June 1, 8:21 am
Tal Barzilai from Pleasantville, NY says:
I still think this plan is unrealistic and the rate it would move would be no almost no different from that of a bus not to mention it will cause a lot of alternating volume of motor vehicles on surrounding streets.
June 1, 3:06 pm
Charles from Bklyn says:
Just another giveaway to developers who paid to play. Why not expand select bus service for working people and forget the rich man's trolley?
June 1, 4:11 pm
Janet from Park Slope says:
If at grade, it's just like a bus. "More comfortable" only when it's new. Like a new bus. How about restoring the B71 and other devastated bus lines, so that they're dependable, rather than building this?
June 2, 4:53 pm
Tyler from pps says:
I seriously think no one commenting here has ever ridden in a streetcar.
June 3, 12:32 pm
concerned from Greenwood says:
Mike from Williamsburg is right. Unless the BQX had its own dedicated lane to bypass street traffic, it will not be express anything. Can't believe no one is aware of this! There's no room on the streets of Brooklyn for a streetcar. It's a 20th century solution for a 21st century problem. How about a monorail? That seems like a better idea to me.
June 3, 1 pm
Tyler from pps says:
Umm... so, give it a dedicated lane. Like they give to buses.
June 3, 3:49 pm
Ralph Kramden from Sunset Park says:
How about taking the billions of dollars that would go to DiBlasio's boondoggle and invest it in the R train. Right now, at rush hour, when the MTA website shows "good service" you often have to to wait 12-18 minutes for a train.
June 3, 6:02 pm
Tal Barzilai from Pleasantville, NY says:
Ralph, that's something I could never understand myself especially in how some politicians or agencies can come up with new ideas but can't seem to fix what they already have first.
June 4, 1:47 pm
Sally from Brooklyn says:
This trolley idea is a ridiculous waste of billions of dollars. Put this money into expanded express bus service. Thankfully this idiot mayor will be long gone and this trolley folley will be trashed.
June 28, 4:09 pm
Sandy from Brooklyn says:
Tyler, you have such hate for people and groups.
June 28, 4:12 pm
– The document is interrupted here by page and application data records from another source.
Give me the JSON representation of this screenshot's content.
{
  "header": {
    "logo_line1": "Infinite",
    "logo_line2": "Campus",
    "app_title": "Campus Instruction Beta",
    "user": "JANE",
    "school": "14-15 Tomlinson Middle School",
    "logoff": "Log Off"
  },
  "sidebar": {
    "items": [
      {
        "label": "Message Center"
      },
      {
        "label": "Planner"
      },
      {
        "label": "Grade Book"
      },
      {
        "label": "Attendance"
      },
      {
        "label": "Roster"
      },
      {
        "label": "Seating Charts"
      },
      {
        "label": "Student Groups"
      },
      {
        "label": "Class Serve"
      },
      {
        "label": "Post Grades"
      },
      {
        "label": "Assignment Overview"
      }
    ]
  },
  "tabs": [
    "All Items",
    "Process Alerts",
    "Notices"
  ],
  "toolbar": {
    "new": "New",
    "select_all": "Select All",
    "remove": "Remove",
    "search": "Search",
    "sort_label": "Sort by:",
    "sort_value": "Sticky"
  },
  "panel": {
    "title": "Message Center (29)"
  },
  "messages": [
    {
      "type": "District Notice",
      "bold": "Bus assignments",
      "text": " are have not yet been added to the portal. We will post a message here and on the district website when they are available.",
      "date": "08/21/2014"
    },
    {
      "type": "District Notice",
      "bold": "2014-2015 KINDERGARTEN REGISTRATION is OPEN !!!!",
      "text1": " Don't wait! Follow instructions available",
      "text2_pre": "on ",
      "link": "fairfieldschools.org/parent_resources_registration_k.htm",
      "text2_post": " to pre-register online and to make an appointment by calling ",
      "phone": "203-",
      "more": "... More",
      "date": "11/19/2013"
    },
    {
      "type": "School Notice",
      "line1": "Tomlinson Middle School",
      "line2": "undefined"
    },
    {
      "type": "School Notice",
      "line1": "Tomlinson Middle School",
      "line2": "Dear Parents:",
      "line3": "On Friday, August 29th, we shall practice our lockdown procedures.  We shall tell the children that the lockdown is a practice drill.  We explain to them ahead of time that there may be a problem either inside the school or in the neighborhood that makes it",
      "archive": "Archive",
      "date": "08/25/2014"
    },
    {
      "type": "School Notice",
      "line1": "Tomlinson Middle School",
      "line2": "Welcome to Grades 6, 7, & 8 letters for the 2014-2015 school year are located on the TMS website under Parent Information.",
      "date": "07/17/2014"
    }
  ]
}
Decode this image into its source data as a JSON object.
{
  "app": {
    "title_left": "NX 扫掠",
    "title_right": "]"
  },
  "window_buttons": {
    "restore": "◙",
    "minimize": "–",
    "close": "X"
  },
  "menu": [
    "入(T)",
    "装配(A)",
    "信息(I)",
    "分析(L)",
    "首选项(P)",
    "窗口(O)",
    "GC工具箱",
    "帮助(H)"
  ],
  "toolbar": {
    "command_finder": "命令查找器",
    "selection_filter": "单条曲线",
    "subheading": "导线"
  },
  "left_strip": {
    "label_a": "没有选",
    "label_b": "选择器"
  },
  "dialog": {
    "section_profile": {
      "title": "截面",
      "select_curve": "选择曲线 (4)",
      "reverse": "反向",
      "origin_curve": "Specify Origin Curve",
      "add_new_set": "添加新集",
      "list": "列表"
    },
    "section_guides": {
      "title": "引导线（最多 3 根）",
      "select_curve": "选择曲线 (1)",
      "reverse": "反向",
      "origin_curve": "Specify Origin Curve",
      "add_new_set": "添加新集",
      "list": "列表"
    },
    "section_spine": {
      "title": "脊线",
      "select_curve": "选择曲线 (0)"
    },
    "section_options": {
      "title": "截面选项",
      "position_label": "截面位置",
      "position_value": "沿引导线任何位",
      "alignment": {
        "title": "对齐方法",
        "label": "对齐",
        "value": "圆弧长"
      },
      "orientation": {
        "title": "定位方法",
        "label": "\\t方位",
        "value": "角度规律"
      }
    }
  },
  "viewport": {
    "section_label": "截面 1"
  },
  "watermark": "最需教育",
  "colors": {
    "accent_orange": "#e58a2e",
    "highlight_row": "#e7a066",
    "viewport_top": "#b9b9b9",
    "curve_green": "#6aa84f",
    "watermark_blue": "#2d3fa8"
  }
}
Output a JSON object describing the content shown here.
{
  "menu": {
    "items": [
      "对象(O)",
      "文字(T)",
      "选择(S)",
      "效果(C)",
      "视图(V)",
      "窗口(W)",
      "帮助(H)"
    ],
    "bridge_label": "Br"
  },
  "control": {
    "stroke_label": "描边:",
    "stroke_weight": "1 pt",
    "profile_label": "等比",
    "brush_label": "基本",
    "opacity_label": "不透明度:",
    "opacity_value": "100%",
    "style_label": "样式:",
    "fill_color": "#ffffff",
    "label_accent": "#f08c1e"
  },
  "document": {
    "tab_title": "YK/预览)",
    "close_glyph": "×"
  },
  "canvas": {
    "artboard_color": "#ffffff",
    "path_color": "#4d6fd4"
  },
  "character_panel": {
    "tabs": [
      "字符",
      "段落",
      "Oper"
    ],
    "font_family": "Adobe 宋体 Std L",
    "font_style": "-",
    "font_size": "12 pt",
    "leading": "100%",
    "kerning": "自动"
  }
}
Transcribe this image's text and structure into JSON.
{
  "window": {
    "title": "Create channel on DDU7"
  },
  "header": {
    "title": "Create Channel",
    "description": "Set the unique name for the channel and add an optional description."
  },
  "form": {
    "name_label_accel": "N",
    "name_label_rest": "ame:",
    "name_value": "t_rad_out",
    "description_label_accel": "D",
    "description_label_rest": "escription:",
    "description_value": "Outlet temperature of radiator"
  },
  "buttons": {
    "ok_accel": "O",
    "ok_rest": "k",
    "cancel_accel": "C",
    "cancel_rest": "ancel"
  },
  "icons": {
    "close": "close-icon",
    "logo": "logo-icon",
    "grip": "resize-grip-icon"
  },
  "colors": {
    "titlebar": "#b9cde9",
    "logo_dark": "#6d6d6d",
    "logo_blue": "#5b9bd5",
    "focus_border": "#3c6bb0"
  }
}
Enter your comment below

By submitting this comment, you agree to the following terms:

You agree that you, and not BrooklynPaper.com or its affiliates, are fully responsible for the content that you post. You agree not to post any abusive, obscene, vulgar, slanderous, hateful, threatening or sexually-oriented material or any material that may violate applicable law; doing so may lead to the removal of your post and to your being permanently banned from posting to the site. You grant to BrooklynPaper.com the royalty-free, irrevocable, perpetual and fully sublicensable license to use, reproduce, modify, adapt, publish, translate, create derivative works from, distribute, perform and display such content in whole or in part world-wide and to incorporate it in other works in any form, media or technology now known or later developed.

First name
Last name
Your neighborhood
Email address
Daytime phone

Your letter must be signed and include all of the information requested above. (Only your name and neighborhood are published with the letter.) Letters should be as brief as possible; while they may discuss any topic of interest to our readers, priority will be given to letters that relate to stories covered by The Brooklyn Paper.

Letters will be edited at the sole discretion of the editor, may be published in whole or part in any media, and upon publication become the property of The Brooklyn Paper. The earlier in the week you send your letter, the better.

Keep it local!

Stay in touch with your community. Subscribe to our free newsletter: